And finally, I want to welcome a new member to our team. Elizabeth Morra, is our new Vice President of Federal Affairs. Elizabeth brings over 25 years of DC experience, including six years serving on Appropriations Committee Staff and nearly 16 years working on behalf of a range of organizations.
She also boasts some NC connections, including two years working as a reporter in Greensboro and a daughter enrolling at Carolina this fall. Elizabeth knows DC and has long exceled at getting results. Her impact is already making a difference for this System, especially as work continues on the reauthorization of the Higher Education Act.
Her role in DC is on behalf of all our institutions. Each of them have concerns before Congress and the Administration.
For instance, right now we’re tracking issues in the Farm Bill, the National Defense Authorization Act, multiple research funding bills, including money specifically geared towards HBCU’S, HEA reauthorization, and mark-ups for a range of appropriation bills on everything from Energy and Agriculture to Transportation and Health Care.
It’s a mouthful to say, and even more to stay on top of.
I’m pleased to have someone of Elizabeth’s caliber in DC to ensure the UNC System is punching at its weight and protecting the interests of each of our institutions. Please join me in welcoming Elizabeth Morra.
And, as I mentioned at the top of my remarks, today are new officer elections, and I look forward to working with our new slate of leaders, Governors Smith, Ramsey, and Burris-Floyd. I’m confident we’re going to continue to have success – and fun – under your leadership.
Mr. Chairman, that concludes my report.
- Download may_2018_presidents_report.pdf (142.4 KB)
UNC Board of Governors Public Comment Session – May 2018
On May 24, 2018, the UNC Board of Governors will hold a public comment session following the Board’s regular meeting in Room 128 of the UNC Center for School Leadership Development. The session will begin after the meeting adjourns. Start time is approximate and dependant on board meeting.

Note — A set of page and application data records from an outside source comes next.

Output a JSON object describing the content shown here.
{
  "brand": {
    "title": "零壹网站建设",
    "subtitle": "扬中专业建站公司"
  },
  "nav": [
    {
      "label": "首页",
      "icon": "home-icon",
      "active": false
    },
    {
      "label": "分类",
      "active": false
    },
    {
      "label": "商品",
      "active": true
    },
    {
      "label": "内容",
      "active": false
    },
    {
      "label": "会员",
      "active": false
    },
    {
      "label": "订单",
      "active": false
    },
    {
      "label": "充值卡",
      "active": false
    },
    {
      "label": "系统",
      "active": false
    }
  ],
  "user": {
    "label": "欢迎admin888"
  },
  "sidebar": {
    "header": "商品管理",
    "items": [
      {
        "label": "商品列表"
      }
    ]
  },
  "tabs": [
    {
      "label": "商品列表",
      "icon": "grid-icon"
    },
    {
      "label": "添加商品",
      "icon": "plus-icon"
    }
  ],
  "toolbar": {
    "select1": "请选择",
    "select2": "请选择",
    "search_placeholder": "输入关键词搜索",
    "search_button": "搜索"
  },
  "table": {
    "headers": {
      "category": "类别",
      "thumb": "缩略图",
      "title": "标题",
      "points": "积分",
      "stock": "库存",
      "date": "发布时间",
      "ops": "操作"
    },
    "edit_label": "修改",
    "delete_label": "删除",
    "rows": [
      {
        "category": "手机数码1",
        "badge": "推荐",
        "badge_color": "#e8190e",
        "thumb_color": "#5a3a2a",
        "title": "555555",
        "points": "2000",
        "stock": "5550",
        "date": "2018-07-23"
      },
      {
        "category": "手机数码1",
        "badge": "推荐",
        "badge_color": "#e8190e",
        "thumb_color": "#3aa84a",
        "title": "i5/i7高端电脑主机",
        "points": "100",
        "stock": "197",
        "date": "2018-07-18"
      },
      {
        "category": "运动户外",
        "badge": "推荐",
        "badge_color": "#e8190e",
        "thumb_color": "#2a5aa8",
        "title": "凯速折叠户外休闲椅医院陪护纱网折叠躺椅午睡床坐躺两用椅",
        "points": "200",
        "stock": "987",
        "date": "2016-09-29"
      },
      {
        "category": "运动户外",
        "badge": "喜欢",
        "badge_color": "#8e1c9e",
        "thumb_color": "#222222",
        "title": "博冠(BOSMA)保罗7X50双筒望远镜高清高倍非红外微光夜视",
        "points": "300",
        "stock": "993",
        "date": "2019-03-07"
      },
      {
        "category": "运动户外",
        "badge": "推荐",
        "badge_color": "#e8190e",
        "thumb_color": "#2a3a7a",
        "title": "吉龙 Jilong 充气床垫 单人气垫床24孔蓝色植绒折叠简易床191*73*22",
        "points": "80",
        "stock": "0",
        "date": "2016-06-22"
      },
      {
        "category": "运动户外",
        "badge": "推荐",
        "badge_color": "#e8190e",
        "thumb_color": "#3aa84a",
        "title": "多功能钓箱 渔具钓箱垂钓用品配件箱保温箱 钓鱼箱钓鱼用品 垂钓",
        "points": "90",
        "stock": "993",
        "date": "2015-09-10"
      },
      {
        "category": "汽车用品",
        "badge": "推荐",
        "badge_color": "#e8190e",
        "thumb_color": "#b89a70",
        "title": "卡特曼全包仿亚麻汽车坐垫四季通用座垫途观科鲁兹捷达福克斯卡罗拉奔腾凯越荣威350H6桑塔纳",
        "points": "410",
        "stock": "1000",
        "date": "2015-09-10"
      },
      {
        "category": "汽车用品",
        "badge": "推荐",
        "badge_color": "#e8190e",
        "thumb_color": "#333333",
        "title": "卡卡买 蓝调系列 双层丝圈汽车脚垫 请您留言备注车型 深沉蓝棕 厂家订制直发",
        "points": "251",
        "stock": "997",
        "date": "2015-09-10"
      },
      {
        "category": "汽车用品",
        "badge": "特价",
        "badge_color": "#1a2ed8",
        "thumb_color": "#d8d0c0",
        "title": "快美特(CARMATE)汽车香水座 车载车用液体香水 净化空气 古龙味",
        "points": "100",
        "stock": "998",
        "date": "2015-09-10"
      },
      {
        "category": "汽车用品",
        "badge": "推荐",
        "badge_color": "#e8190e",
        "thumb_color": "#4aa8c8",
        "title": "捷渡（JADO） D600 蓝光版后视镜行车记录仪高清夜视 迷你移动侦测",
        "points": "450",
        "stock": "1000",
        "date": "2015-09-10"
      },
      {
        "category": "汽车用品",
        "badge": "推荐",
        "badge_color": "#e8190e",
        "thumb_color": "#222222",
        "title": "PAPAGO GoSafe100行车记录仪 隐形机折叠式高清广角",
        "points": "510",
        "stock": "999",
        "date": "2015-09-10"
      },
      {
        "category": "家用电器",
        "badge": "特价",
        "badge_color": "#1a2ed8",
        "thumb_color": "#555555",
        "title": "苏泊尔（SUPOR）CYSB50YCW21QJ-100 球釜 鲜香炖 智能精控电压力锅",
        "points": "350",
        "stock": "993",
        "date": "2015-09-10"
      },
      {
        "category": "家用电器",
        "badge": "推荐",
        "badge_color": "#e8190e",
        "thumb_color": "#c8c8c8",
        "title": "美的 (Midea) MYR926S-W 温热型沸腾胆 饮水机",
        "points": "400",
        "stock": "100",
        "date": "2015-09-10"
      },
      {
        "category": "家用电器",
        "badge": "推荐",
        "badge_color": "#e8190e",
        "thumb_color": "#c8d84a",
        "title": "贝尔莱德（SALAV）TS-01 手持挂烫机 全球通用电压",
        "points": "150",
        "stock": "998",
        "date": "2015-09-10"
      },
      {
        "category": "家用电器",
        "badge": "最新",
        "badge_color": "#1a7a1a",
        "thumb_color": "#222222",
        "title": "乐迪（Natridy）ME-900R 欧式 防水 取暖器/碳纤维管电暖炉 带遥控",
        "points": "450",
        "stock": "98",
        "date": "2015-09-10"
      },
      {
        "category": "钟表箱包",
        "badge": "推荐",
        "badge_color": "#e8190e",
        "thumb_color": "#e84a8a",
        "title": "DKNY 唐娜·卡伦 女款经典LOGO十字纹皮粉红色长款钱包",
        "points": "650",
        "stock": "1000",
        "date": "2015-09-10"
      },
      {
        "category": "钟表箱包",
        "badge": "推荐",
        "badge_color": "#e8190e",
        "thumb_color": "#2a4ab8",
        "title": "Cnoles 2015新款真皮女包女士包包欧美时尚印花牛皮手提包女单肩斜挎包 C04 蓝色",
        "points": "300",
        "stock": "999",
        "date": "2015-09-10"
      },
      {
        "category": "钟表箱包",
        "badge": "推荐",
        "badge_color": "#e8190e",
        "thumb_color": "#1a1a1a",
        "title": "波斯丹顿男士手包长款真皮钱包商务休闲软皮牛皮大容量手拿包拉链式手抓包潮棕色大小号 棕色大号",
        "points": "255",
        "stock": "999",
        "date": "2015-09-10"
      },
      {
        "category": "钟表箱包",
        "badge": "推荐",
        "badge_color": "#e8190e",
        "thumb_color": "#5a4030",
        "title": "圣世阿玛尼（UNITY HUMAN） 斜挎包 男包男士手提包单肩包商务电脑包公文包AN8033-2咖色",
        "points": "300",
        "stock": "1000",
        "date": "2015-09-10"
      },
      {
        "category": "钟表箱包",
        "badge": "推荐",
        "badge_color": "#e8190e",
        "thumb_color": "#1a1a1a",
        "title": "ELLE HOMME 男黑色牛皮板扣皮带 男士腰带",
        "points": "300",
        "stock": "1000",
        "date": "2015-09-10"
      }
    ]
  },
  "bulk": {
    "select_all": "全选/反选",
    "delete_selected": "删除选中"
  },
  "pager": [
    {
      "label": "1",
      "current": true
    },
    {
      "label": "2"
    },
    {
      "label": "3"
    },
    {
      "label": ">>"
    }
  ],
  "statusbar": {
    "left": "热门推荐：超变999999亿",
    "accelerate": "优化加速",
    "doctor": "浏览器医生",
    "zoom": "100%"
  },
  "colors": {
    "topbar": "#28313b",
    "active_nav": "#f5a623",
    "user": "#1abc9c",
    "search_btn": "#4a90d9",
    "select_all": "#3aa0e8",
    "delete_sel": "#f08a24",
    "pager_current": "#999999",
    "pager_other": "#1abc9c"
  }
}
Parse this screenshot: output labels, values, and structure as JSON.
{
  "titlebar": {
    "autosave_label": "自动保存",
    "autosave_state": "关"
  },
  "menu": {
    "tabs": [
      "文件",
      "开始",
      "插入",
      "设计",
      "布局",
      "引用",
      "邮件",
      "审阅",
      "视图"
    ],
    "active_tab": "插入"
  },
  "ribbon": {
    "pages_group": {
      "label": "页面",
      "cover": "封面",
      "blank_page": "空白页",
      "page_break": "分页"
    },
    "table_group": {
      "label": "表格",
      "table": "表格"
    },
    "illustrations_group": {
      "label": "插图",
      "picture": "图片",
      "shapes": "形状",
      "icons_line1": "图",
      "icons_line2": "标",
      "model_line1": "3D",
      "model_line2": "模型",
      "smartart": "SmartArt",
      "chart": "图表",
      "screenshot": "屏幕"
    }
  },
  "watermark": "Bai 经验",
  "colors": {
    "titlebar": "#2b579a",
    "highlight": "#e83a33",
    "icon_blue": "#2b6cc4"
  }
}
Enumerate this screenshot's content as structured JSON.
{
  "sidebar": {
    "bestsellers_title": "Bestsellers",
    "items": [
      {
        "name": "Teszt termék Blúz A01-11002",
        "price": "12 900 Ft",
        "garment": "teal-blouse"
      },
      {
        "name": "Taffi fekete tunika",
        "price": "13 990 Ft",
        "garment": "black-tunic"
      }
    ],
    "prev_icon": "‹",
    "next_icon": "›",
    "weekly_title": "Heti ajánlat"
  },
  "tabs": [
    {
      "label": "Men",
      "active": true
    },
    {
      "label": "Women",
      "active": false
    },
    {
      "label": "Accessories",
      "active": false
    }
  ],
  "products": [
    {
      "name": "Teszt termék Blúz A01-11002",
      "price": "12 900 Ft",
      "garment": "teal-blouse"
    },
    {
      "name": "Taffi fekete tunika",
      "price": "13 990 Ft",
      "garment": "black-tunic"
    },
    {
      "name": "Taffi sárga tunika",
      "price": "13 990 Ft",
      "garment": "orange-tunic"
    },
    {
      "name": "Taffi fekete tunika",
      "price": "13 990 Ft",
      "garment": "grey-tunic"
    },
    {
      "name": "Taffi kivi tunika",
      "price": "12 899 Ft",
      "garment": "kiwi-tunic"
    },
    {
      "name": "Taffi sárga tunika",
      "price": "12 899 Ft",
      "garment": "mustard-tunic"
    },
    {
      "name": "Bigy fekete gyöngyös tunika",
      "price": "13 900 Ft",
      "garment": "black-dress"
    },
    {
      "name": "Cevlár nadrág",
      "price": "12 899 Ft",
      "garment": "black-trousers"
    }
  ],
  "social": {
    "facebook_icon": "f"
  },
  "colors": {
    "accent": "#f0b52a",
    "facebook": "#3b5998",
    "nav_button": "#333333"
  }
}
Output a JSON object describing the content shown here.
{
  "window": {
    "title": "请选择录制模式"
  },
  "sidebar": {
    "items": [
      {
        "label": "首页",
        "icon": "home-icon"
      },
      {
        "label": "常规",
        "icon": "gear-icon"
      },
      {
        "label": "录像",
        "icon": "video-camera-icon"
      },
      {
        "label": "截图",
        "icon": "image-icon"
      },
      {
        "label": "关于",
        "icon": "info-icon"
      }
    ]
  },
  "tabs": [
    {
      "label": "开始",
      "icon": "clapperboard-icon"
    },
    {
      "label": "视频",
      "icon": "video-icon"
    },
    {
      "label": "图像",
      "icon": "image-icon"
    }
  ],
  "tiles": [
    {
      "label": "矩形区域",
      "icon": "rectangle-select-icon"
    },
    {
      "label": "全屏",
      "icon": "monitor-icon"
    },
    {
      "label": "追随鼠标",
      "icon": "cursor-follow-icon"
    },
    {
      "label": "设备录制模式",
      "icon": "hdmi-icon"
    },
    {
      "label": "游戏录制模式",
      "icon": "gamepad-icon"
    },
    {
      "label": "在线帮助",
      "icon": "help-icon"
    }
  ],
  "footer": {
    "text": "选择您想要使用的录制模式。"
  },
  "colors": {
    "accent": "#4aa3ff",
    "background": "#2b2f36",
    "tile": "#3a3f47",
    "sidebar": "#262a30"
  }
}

Information on how to register to speak at this session may be found at https://www.northcarolina.edu/board-governors/unc-board-governors-public-comment-session.